At current near-record levels of consumer mortgage rates, and with MBS prices grinding higher, a natural question is whether rates are poised to push downward to new lows. In turn, a critical issue is whether the market for 30-year conventional 3.0s has become liquid enough to absorb a substantial increase in issuance of loans with rates of 3.75% and lower. I’m dubious; as I’ll show, the lack of issuance and thin float in 30-year Fannie and Gold 3s suggests to me that a sustained burst of issuance would crush its price and cause real difficulties for originators attempting to hedge their pipelines.
A brief review of pooling economics will be helpful at this point. The key decision by originators for all loans is the coupon into which they can be originated (or “slotted”). The decision is fairly straightforward. After accounting for the 25 basis points in required servicing that must be held, the execution question is whether to pool into the closest possible coupon or the coupon 50 basis points in rate lower. A key issue is how the guaranty fee is paid to the GSE in question. The question is whether optimal execution results from directing part of a loan’s periodic interest payments toward paying the g-fee over the life of the loan or, alternatively, by paying the guaranty fee in the form of a single payment to the GSE (i.e., “buying down” the g-fee).
As an example, let’s take a conventional loan with a 4.25% rate to the borrower. After accounting for the 25 basis points in required servicing that needs to be held (or sold), the originator has two main securitization options:
• Pay the g-fee over time out of the loan’s interest, hold/sell some excess servicing, and pool into a 3.5% pool; or
• Buy down the g-fee (by making a single payment to the agency) and pool into a 4% pool.
The fee to be paid to the GSE for buying down the g-fee is in turn a function of two factors: the amount of the guaranty fee and the price (quoted as a multiple) that the GSE will pay for that cash flow. Combined with the notoriously expensive multiples quoted by the GSEs to buy down g-fees, the increase in g-fees that went into effect in April makes it uneconomically expensive for originators to buy down g-fees. This in turn means that originators now have a strong incentive to pool down (i.e., into lower coupons) when judging best-execution for their conventional loans.
This brings us to a discussion of Fannie and Gold 3s. Originators would love to see robust and liquid trading in conventional 3.0s so that they can clearly slot their 3.75% and lower loans into the coupon. However, I’m not optimistic that the coupon is liquid enough to support even a modest burst of issuance. Liquidity always has a chicken-and-egg element; it’s difficult to issue into an illiquid security, but liquidity can’t improve without a significant amount of the security available to trade (i.e., a sufficient “float”). In this context, trading in conventional 3s remains problematic. Over the last six months, Fannie and Freddie have collectively issued 158.2 billion in 30-year 3.5s; over the same period, total issuance of 3s was 4.1 billion. The available float of the coupons paints a similar picture. While roughly 194.7 billion in 30-year 3.5s are available to trade (and relatively few have been locked up in agency Remics), total float in 3s in March was 4.2 billion.
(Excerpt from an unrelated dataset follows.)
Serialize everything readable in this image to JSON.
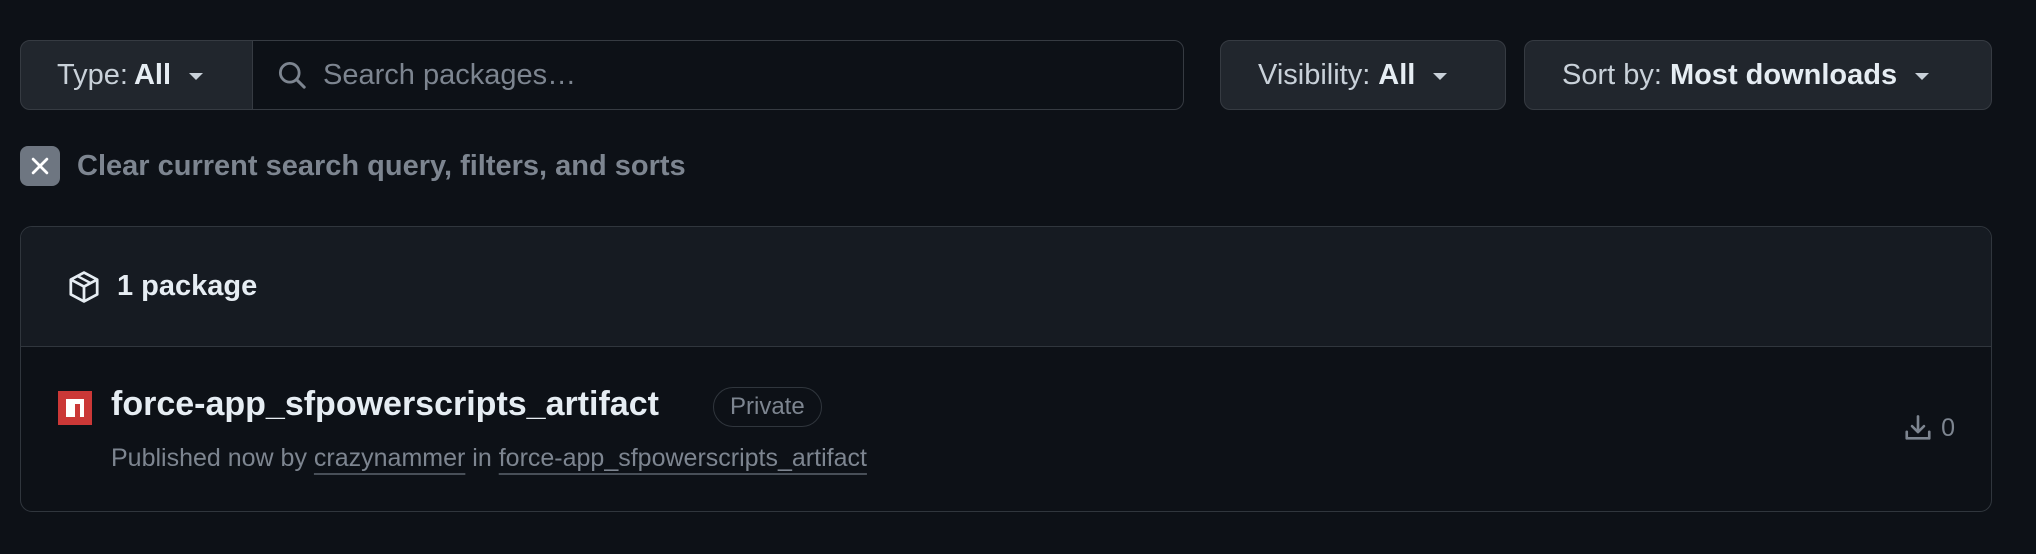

(Read more on this relative lack of liquidity: Time To Start Looking At 3.0 Coupons?)
Of course, all securities must go through this “liquification” process. Two years ago, for example, total float in conventional 3.5s was only 1.4 billion; it only exceeded 100 billion in January of this year. What is different is the lack of natural buyers of 30-year 3.0s. The combination of their low coupon rates and long durations make them unappealing to banks and depositories, and they are very difficult to structure into Remics. (It’s interesting to contrast them with 15-year 2.5s. The total float for conventional 2.5s is a more substantial 12 billion; moreover, there are natural buyers of the shorter-duration 15-year security, even though its coupon rate is quite low.)
As a result of these considerations, I don’t expect the liquidity in 30-year 3.0s to improve enough in the near future to make them a legitimate securitization coupon. A pop in issuance would likely crush the coupon’s price, and cause its day-to-day price performance to return to its erratic pattern seen earlier this year. This in turn will make it difficult for consumer mortgage rates to make a decisive push to new lows.